• [Description of the task] The records sit below. Return every line in them that holds the word "JSON".
>>
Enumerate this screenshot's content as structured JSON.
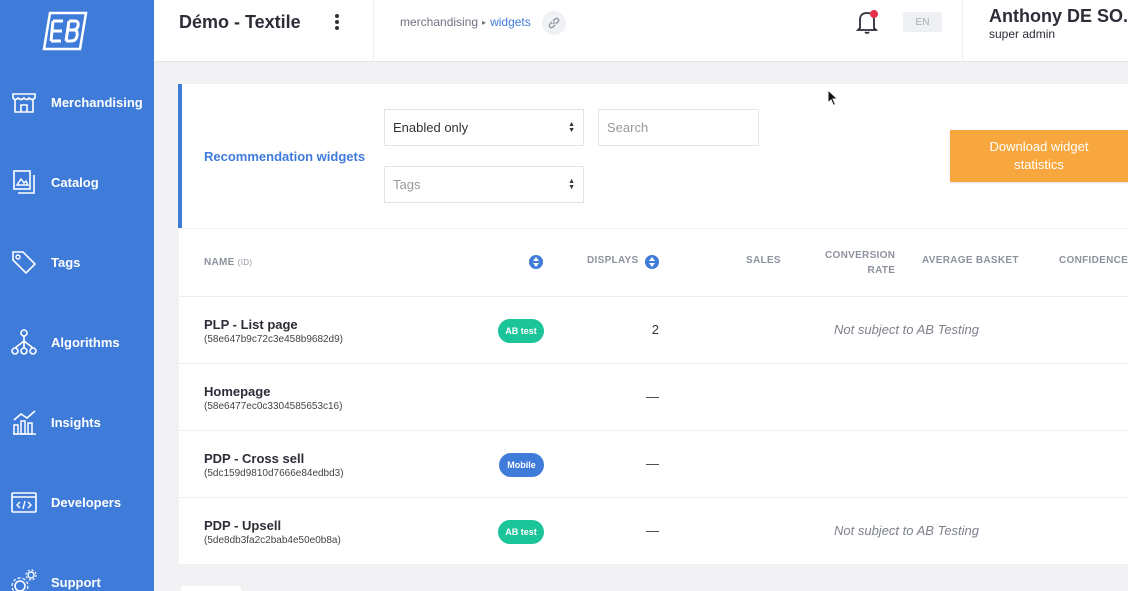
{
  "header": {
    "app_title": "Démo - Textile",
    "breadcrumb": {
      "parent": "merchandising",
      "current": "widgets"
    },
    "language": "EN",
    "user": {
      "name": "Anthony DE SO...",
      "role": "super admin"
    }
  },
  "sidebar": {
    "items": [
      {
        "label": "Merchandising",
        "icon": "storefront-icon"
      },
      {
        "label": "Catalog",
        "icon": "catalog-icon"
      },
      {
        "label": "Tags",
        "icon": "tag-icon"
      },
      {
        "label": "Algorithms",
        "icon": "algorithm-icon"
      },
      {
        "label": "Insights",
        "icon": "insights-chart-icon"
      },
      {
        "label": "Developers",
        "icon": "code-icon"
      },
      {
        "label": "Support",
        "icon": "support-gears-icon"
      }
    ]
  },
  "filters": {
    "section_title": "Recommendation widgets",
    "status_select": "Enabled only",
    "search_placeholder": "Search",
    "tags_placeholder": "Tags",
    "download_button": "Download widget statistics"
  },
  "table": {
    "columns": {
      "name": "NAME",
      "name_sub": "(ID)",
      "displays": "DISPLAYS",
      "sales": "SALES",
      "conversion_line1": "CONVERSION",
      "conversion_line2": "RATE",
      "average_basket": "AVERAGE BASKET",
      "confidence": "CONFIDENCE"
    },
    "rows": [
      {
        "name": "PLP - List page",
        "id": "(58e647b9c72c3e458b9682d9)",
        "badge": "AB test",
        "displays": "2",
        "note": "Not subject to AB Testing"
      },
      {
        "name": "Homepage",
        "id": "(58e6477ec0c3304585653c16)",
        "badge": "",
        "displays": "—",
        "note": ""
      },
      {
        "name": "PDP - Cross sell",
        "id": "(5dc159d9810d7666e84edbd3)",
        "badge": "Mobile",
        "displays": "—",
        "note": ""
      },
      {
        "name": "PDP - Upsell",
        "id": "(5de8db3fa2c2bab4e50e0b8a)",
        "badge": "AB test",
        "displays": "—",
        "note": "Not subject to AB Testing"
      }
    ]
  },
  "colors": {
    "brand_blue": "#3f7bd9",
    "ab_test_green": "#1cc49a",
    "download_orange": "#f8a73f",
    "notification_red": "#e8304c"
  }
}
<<
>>
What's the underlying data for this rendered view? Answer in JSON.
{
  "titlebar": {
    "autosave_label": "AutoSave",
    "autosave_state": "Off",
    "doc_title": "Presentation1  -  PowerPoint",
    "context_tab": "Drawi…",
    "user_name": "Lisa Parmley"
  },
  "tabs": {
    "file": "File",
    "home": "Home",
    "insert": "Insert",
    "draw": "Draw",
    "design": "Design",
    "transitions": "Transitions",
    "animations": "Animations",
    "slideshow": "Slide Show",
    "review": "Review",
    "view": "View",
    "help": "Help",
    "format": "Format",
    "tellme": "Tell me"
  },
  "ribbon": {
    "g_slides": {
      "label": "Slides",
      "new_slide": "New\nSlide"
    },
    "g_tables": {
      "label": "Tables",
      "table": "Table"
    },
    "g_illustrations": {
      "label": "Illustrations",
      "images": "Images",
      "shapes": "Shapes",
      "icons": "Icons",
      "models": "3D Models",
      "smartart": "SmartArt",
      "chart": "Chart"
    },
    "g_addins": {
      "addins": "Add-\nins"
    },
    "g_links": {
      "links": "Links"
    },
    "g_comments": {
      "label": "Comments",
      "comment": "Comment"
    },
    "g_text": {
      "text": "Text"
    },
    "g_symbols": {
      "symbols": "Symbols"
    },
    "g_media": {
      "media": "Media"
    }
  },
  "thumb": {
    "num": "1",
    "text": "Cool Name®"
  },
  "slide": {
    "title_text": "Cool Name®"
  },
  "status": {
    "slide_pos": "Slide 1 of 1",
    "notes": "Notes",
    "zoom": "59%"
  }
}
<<
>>
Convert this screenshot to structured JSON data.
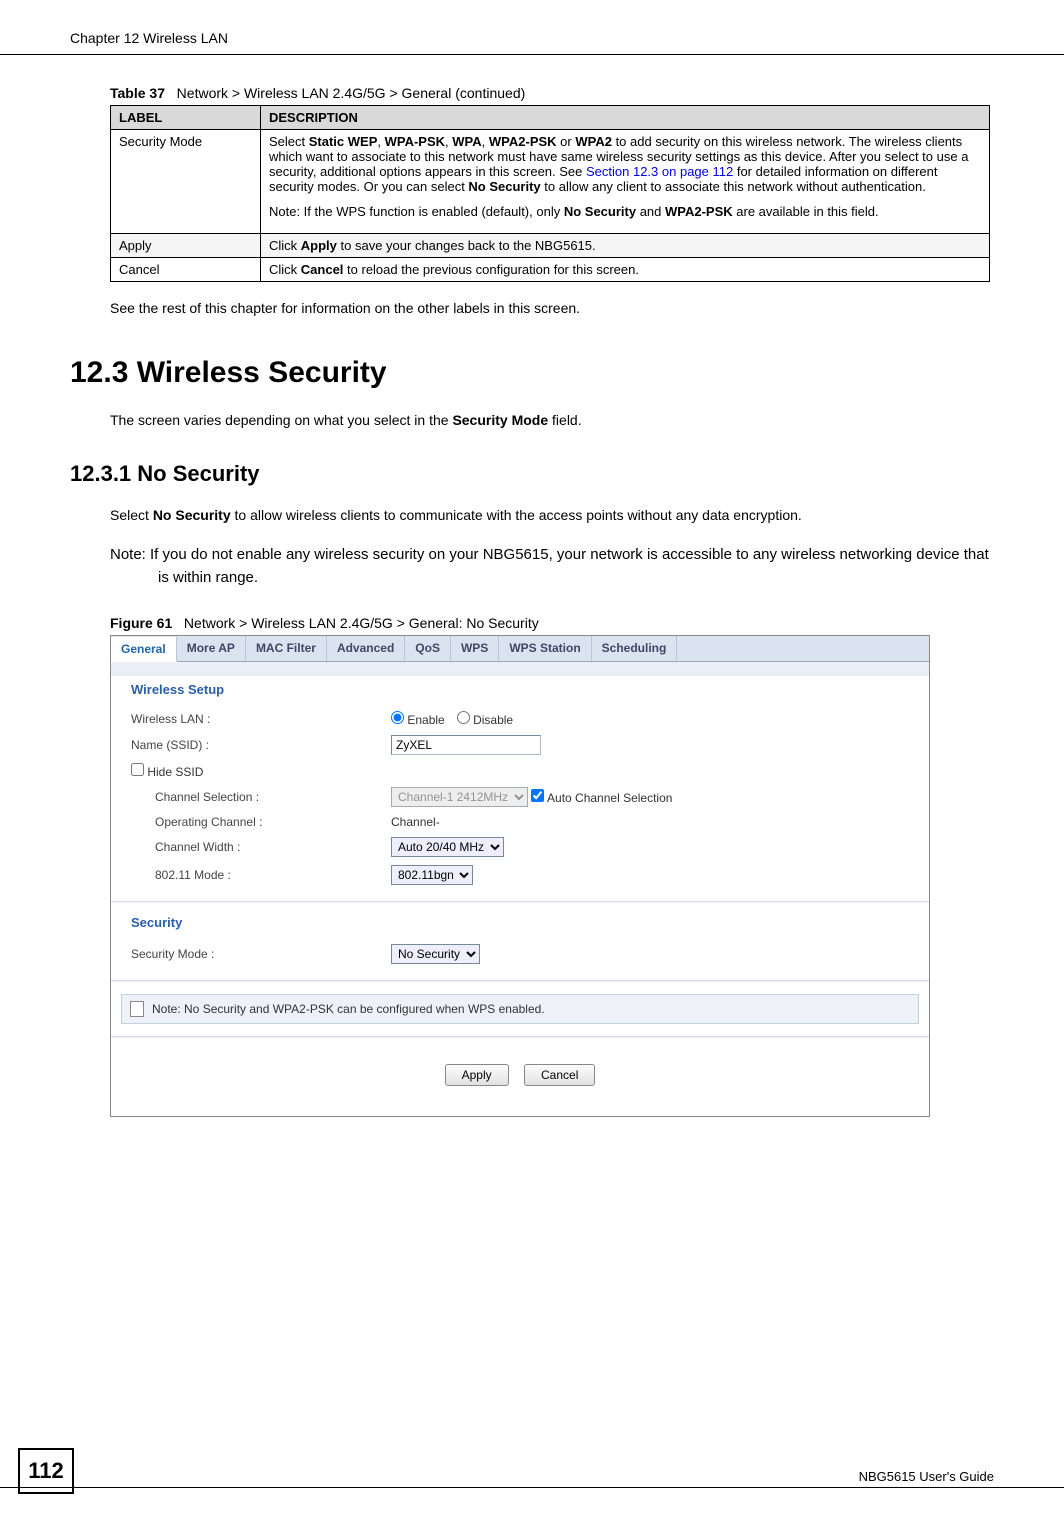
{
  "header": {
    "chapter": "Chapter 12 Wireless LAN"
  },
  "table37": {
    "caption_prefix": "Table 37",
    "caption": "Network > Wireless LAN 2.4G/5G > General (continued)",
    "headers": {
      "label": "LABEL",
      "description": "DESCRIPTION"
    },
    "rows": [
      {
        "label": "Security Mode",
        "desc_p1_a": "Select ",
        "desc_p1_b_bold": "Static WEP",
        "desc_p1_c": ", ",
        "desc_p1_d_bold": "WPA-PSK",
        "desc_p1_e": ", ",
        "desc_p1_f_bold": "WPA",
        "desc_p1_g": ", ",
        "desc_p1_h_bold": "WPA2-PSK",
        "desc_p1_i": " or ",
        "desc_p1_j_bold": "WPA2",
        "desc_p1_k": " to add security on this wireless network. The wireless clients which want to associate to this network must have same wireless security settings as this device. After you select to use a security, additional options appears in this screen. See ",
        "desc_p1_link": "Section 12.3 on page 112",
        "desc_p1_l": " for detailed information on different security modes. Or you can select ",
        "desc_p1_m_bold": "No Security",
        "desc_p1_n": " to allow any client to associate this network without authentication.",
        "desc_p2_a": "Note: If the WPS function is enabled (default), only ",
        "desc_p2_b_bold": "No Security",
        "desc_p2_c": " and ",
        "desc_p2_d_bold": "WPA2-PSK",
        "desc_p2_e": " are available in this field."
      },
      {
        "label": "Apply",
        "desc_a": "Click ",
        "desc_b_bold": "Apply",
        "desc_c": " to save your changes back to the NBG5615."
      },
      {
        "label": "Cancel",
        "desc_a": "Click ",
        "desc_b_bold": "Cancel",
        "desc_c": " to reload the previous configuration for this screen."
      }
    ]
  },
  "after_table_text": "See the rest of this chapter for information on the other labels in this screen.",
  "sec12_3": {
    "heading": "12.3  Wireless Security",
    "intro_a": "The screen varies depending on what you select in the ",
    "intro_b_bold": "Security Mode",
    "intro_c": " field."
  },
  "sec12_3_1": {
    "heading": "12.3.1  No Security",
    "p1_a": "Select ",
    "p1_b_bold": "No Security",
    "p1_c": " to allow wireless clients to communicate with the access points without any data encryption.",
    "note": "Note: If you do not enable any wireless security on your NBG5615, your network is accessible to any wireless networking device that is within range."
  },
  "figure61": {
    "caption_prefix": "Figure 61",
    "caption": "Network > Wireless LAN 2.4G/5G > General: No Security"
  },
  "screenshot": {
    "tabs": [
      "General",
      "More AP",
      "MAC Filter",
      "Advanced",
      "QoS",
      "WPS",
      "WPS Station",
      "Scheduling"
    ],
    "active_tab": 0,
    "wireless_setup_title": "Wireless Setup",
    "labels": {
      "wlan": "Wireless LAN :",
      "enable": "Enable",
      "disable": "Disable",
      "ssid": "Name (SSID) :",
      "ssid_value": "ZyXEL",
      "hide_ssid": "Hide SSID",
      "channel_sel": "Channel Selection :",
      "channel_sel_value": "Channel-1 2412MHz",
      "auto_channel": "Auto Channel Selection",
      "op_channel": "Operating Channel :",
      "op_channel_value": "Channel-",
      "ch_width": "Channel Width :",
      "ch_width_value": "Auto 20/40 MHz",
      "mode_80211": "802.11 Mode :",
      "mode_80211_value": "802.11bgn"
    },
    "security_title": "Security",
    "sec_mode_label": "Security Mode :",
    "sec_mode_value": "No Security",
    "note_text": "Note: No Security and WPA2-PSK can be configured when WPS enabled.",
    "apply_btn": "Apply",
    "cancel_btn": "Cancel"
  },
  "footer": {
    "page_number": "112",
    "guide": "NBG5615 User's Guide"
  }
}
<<
• [Answer below]
Enumerate this screenshot's content as structured JSON.
What's the underlying data for this rendered view? Answer in JSON.
Convert this screenshot to structured JSON data.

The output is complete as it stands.